A labor union is opposing an effort to amend the state’s cannabis laws to allow cannabis consumption lounges to also sell food and beverages.
The amendment to AB 1465 likely would benefit some of the eight cannabis consumption lounges in West Hollywood, which have received city licenses to serve cannabis-infused edibles or to allow cannabis smoking and vaping. Various regulations approved by the state legislature since the approval of Proposition 64 (the Adult Use of Marijuana Act) was passed in 2016, however, none of them clarified that a consumption lounge also can offer food and beverages that aren’t infused with cannabis.
In an email to cannabis business owners and other business people, John Leonard, the City of West Hollywood’s community and legislative affairs manager, said that Assemblymember Richard Bloom of Santa Monica, whose district includes West Hollywood and who is the author of AB 1465, and the city’s lobbyist have worked to craft new language that could be added to AB 1465 to clarify that cannabis lounges can serve food and beverages, including alcohol.
That bill currently remains in committee, where it has been since May. This session of the legislature will end on Sept. 13, so any amendments must be approved by the committee and brought forward for a vote before the state Assembly and Senate before then.
The United Food and Commercial Workers Union, a powerful force in Sacramento given the money it spends on political campaigns and its political endorsements, doesn’t support the proposed change. In his email, Leonard notes that UFCWU “is asking for changes (including a one-year sunset) and assurances that are unrelated to the food and beverage issue and that the city cannot agree to on the designated timeline.” State law requires that cannabis businesses with 20 or more employees have a “labor peace agreement” with a union.

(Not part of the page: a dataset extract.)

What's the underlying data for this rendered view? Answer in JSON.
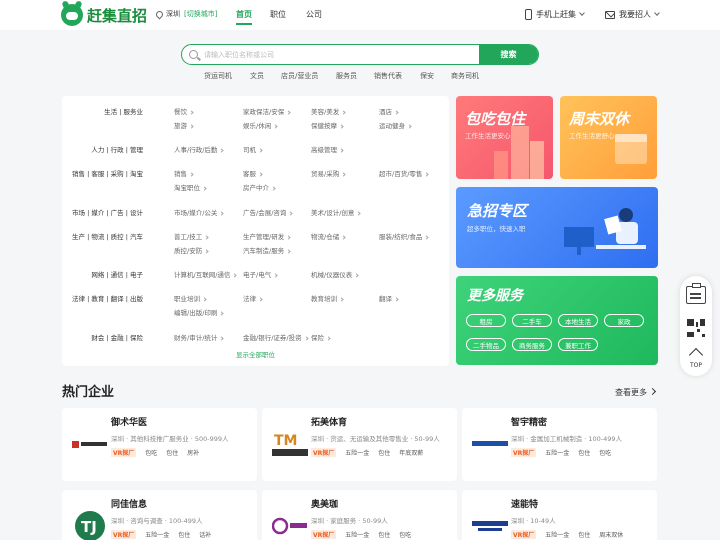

UFCW Local 770 has been a strong supporter of an effort by MedMen and the three other owners of West Hollywood’s existing cannabis medical dispensaries to be granted permanent city licenses to sell adult cannabis. Those four businesses did not qualify for the eight recreational sales licenses granted by the city after a rigorous application process that include a ranking by an independent assessment committee. However, the City Council in June agreed to extend until the end of the year the temporary recreational cannabis sales licenses that it had granted those businesses before the application process began. It is expected that the decision whether to grant those businesses permanent adult sales licenses will have a major impact on the November 2020 City Council election, when John Duran and John Heilman are up for re-election, with the current cannabis businesses and the union funding campaign efforts. Duran has argued that none of those businesses should have to qualify for a license under the city’s rating process and that the city should adopt a “free-market approach.”

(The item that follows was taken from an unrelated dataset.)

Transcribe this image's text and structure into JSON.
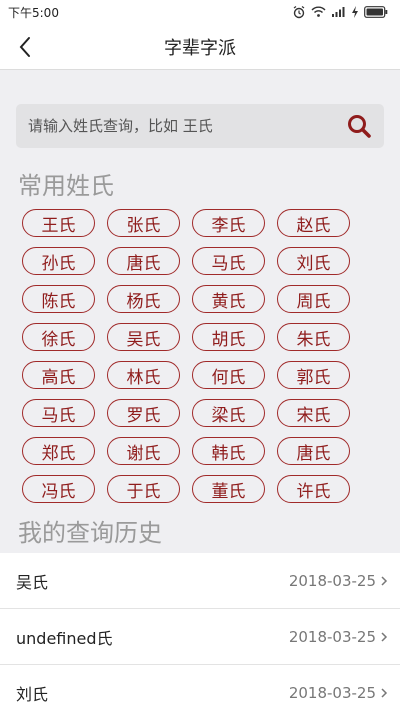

Meanwhile, those who have secured cannabis consumption lounge licenses have tried to find a way to work around that lack of approval of food and beverage consumption. Lowell Café, which plans to open a consumption lounge at 1201 N. La Brea Ave. at Lexington, also will have a separate and adjacent café with its own entrance at which food and beverages (but not alcohol) will be served.